Nutrition fun facts: With their orange and yellow flesh, winter squash serve up high levels of alpha-carotene and beta-carotene, which converts to Vitamin A. They are also a good source of Vitamin Cm a healthy source of fiber, contain antioxidant and anti-inflammatory compounds and polysaccharides that help regulate and/or control blood sugar.
Storage tips: Squash store best at an even 50°F in a dark place. This could be a cool and dark shelf, cabinet, or drawer in the kitchen, pantry, or closet. They also store well in a warmer section of the root cellar such as on the top shelf. If storing for winter, keep squash away from ripening fruits like apples or pears, and attempt to keep the squash from touching one another by wrapping them with cloth.

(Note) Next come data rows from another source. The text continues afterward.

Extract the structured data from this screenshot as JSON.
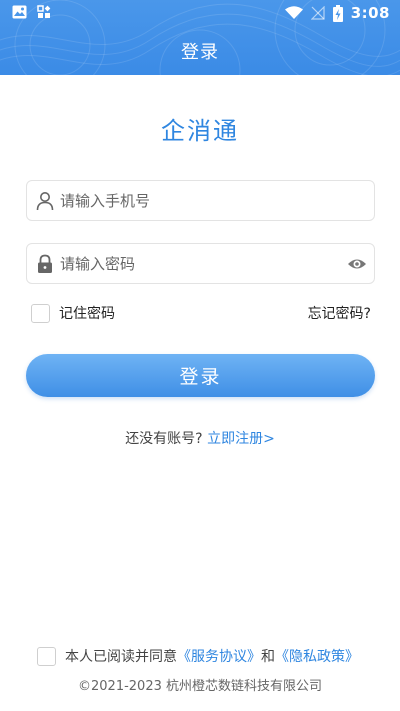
{
  "status_bar": {
    "time": "3:08"
  },
  "header": {
    "title": "登录",
    "color": "#3b8be6"
  },
  "app": {
    "name": "企消通"
  },
  "phone_field": {
    "placeholder": "请输入手机号",
    "value": ""
  },
  "password_field": {
    "placeholder": "请输入密码",
    "value": ""
  },
  "remember": {
    "label": "记住密码",
    "checked": false
  },
  "forgot": {
    "label": "忘记密码?"
  },
  "login_button": {
    "label": "登录"
  },
  "register": {
    "prefix": "还没有账号?",
    "link": "立即注册>"
  },
  "agreement": {
    "checked": false,
    "prefix": "本人已阅读并同意",
    "service_link": "《服务协议》",
    "conjunction": "和",
    "privacy_link": "《隐私政策》"
  },
  "footer": {
    "copyright": "©2021-2023 杭州橙芯数链科技有限公司"
  },
  "colors": {
    "accent": "#2f86e0",
    "button_top": "#6fb3f4",
    "button_bottom": "#3f8fe6"
  }
}
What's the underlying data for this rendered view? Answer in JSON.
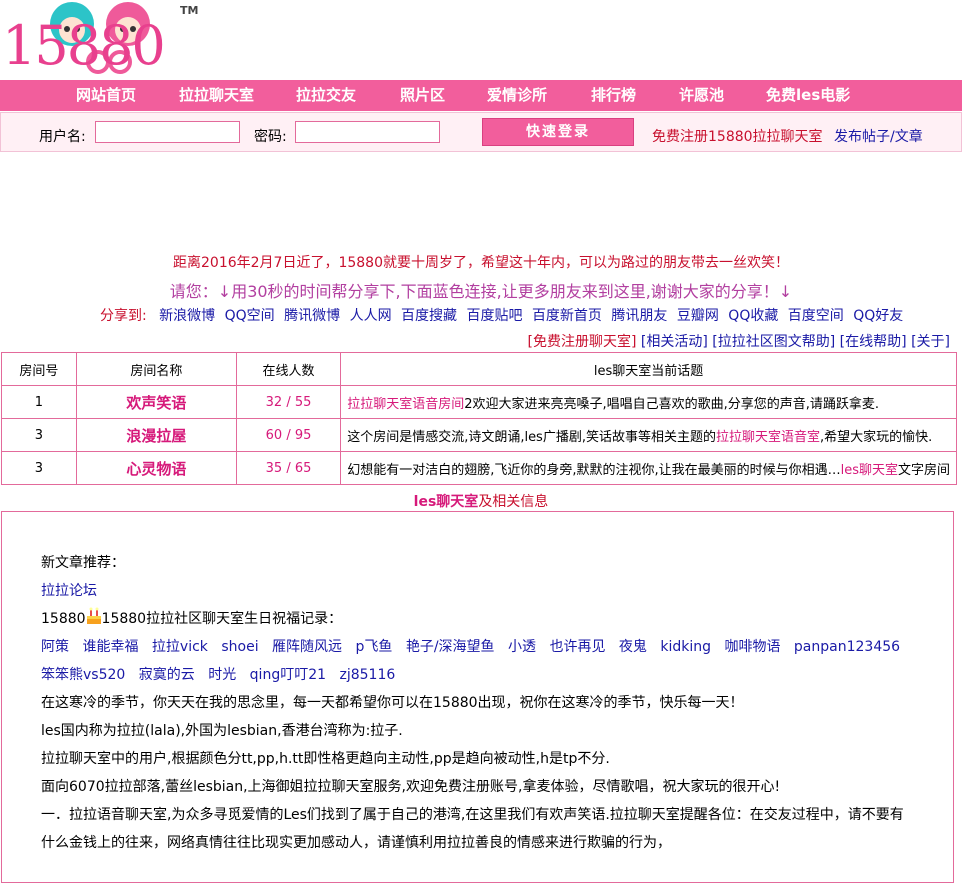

Check your squash often and discard any rotting squash immediately. Properly stored squash can last through January or February.
Preparation tips: Winter squash can be baked, boiled or steamed. Make sure the squash is rinsed under running water before it is peeled or cut. The quickest and healthiest way to prepare winter squash is to steam it. If you choose to steam winter squash, make sure it is peeled, the seeds are removed and it is cut into cubes; steaming time takes about seven minutes. If you decide to bake your squash, it doesn’t need to be peeled. Remove the ends and cut the squash in half, lengthwise down the middle. Pierce the meat of the squash a few times and bake in a pan until tender. The seeds and skin can be easily removed after it has been baked.
Don’t forget to save the seeds that you scoop out of your winter squash! Seeds are a healthy and delicious snack food and can prepared the same way as pumpkin seeds. Squash seeds need to separated from the pulp before baking. Lay them in a single layer on a cookie sheet and bake at 160 to 170 degrees, for about 15 to 20 minutes or until tender.
Put oven racks in upper and lower thirds of oven and preheat oven to 450F. Halve squash lengthwise, then cut off and discard stem ends. Scoop out seeds and cut squash lengthwise into 3/4-inch-wide wedges. Toss squash with black pepper, 3/4 teaspoon salt, and 2 tablespoons oil in a bowl, then arrange, cut sides down, in 2 large shallow baking pans. Roast squash, switching position of pans halfway through roasting, until squash is tender and undersides of wedges are golden brown, 25 to 35 minutes.
While squash roasts, mince garlic and mash to a paste with remaining 1/4 teaspoon salt. Transfer paste to a small bowl and whisk in lime juice, chile (to taste), cilantro, and remaining 1/4 cup oil until combined. Transfer squash, browned sides up, to a platter and drizzle with vinaigrette.